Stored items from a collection
= = = = =
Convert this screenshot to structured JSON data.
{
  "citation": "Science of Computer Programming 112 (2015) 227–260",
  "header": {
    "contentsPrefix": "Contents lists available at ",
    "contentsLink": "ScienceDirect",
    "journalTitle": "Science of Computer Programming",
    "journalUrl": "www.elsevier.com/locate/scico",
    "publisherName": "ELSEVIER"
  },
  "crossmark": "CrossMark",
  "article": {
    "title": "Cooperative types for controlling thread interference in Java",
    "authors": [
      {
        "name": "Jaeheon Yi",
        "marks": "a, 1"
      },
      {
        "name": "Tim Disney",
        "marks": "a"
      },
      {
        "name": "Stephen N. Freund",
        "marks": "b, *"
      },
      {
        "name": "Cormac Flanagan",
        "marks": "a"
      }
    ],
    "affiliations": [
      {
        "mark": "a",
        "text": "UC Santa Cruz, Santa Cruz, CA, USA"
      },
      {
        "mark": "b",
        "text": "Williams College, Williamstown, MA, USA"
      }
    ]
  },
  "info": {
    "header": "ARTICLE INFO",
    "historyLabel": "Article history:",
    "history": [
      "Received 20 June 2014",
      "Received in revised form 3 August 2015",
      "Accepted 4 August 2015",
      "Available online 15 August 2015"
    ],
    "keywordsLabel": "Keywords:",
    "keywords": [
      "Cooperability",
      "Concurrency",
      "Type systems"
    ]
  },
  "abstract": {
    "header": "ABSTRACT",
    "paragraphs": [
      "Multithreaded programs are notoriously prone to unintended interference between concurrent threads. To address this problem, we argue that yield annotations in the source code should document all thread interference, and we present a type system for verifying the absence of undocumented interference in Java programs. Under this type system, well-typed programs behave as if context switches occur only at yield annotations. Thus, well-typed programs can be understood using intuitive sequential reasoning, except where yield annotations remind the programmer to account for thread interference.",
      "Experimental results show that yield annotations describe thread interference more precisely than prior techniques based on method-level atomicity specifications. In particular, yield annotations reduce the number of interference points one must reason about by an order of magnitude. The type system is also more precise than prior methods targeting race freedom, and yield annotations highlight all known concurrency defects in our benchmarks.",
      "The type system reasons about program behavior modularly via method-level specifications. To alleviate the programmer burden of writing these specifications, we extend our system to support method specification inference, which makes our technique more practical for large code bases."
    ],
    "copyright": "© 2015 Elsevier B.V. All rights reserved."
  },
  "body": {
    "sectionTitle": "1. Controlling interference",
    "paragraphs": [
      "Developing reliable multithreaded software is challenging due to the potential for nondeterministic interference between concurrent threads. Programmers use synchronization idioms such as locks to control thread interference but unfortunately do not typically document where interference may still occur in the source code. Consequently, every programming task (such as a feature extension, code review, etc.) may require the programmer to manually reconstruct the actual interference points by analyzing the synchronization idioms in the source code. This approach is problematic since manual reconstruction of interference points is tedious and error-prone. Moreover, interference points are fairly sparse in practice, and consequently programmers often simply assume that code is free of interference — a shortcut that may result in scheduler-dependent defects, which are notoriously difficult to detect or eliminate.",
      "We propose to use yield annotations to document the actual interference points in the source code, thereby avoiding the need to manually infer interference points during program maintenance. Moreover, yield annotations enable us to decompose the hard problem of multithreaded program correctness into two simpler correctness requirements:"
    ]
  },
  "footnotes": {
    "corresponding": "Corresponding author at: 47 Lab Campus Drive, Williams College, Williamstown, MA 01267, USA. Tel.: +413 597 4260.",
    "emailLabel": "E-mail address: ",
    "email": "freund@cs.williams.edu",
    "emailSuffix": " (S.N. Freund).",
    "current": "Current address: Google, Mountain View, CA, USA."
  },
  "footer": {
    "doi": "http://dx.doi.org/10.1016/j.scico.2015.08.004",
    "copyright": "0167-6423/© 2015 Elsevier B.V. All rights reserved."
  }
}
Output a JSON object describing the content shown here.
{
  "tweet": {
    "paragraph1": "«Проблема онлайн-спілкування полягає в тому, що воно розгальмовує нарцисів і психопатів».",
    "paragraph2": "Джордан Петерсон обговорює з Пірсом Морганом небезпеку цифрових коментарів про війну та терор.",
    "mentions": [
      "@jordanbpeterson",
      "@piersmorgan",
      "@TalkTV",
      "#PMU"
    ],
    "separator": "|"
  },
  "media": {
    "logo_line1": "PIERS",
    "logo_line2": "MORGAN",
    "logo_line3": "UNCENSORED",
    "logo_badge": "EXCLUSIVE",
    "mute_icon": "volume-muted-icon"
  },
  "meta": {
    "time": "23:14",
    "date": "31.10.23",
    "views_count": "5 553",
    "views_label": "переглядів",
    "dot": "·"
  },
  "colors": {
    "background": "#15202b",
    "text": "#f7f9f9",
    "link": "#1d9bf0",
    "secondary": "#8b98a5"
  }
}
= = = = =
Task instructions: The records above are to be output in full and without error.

Your response:
Convert this screenshot to structured JSON data.
{
  "citation": "Science of Computer Programming 112 (2015) 227–260",
  "header": {
    "contentsPrefix": "Contents lists available at ",
    "contentsLink": "ScienceDirect",
    "journalTitle": "Science of Computer Programming",
    "journalUrl": "www.elsevier.com/locate/scico",
    "publisherName": "ELSEVIER"
  },
  "crossmark": "CrossMark",
  "article": {
    "title": "Cooperative types for controlling thread interference in Java",
    "authors": [
      {
        "name": "Jaeheon Yi",
        "marks": "a, 1"
      },
      {
        "name": "Tim Disney",
        "marks": "a"
      },
      {
        "name": "Stephen N. Freund",
        "marks": "b, *"
      },
      {
        "name": "Cormac Flanagan",
        "marks": "a"
      }
    ],
    "affiliations": [
      {
        "mark": "a",
        "text": "UC Santa Cruz, Santa Cruz, CA, USA"
      },
      {
        "mark": "b",
        "text": "Williams College, Williamstown, MA, USA"
      }
    ]
  },
  "info": {
    "header": "ARTICLE INFO",
    "historyLabel": "Article history:",
    "history": [
      "Received 20 June 2014",
      "Received in revised form 3 August 2015",
      "Accepted 4 August 2015",
      "Available online 15 August 2015"
    ],
    "keywordsLabel": "Keywords:",
    "keywords": [
      "Cooperability",
      "Concurrency",
      "Type systems"
    ]
  },
  "abstract": {
    "header": "ABSTRACT",
    "paragraphs": [
      "Multithreaded programs are notoriously prone to unintended interference between concurrent threads. To address this problem, we argue that yield annotations in the source code should document all thread interference, and we present a type system for verifying the absence of undocumented interference in Java programs. Under this type system, well-typed programs behave as if context switches occur only at yield annotations. Thus, well-typed programs can be understood using intuitive sequential reasoning, except where yield annotations remind the programmer to account for thread interference.",
      "Experimental results show that yield annotations describe thread interference more precisely than prior techniques based on method-level atomicity specifications. In particular, yield annotations reduce the number of interference points one must reason about by an order of magnitude. The type system is also more precise than prior methods targeting race freedom, and yield annotations highlight all known concurrency defects in our benchmarks.",
      "The type system reasons about program behavior modularly via method-level specifications. To alleviate the programmer burden of writing these specifications, we extend our system to support method specification inference, which makes our technique more practical for large code bases."
    ],
    "copyright": "© 2015 Elsevier B.V. All rights reserved."
  },
  "body": {
    "sectionTitle": "1. Controlling interference",
    "paragraphs": [
      "Developing reliable multithreaded software is challenging due to the potential for nondeterministic interference between concurrent threads. Programmers use synchronization idioms such as locks to control thread interference but unfortunately do not typically document where interference may still occur in the source code. Consequently, every programming task (such as a feature extension, code review, etc.) may require the programmer to manually reconstruct the actual interference points by analyzing the synchronization idioms in the source code. This approach is problematic since manual reconstruction of interference points is tedious and error-prone. Moreover, interference points are fairly sparse in practice, and consequently programmers often simply assume that code is free of interference — a shortcut that may result in scheduler-dependent defects, which are notoriously difficult to detect or eliminate.",
      "We propose to use yield annotations to document the actual interference points in the source code, thereby avoiding the need to manually infer interference points during program maintenance. Moreover, yield annotations enable us to decompose the hard problem of multithreaded program correctness into two simpler correctness requirements:"
    ]
  },
  "footnotes": {
    "corresponding": "Corresponding author at: 47 Lab Campus Drive, Williams College, Williamstown, MA 01267, USA. Tel.: +413 597 4260.",
    "emailLabel": "E-mail address: ",
    "email": "freund@cs.williams.edu",
    "emailSuffix": " (S.N. Freund).",
    "current": "Current address: Google, Mountain View, CA, USA."
  },
  "footer": {
    "doi": "http://dx.doi.org/10.1016/j.scico.2015.08.004",
    "copyright": "0167-6423/© 2015 Elsevier B.V. All rights reserved."
  }
}
Output a JSON object describing the content shown here.
{
  "tweet": {
    "paragraph1": "«Проблема онлайн-спілкування полягає в тому, що воно розгальмовує нарцисів і психопатів».",
    "paragraph2": "Джордан Петерсон обговорює з Пірсом Морганом небезпеку цифрових коментарів про війну та терор.",
    "mentions": [
      "@jordanbpeterson",
      "@piersmorgan",
      "@TalkTV",
      "#PMU"
    ],
    "separator": "|"
  },
  "media": {
    "logo_line1": "PIERS",
    "logo_line2": "MORGAN",
    "logo_line3": "UNCENSORED",
    "logo_badge": "EXCLUSIVE",
    "mute_icon": "volume-muted-icon"
  },
  "meta": {
    "time": "23:14",
    "date": "31.10.23",
    "views_count": "5 553",
    "views_label": "переглядів",
    "dot": "·"
  },
  "colors": {
    "background": "#15202b",
    "text": "#f7f9f9",
    "link": "#1d9bf0",
    "secondary": "#8b98a5"
  }
}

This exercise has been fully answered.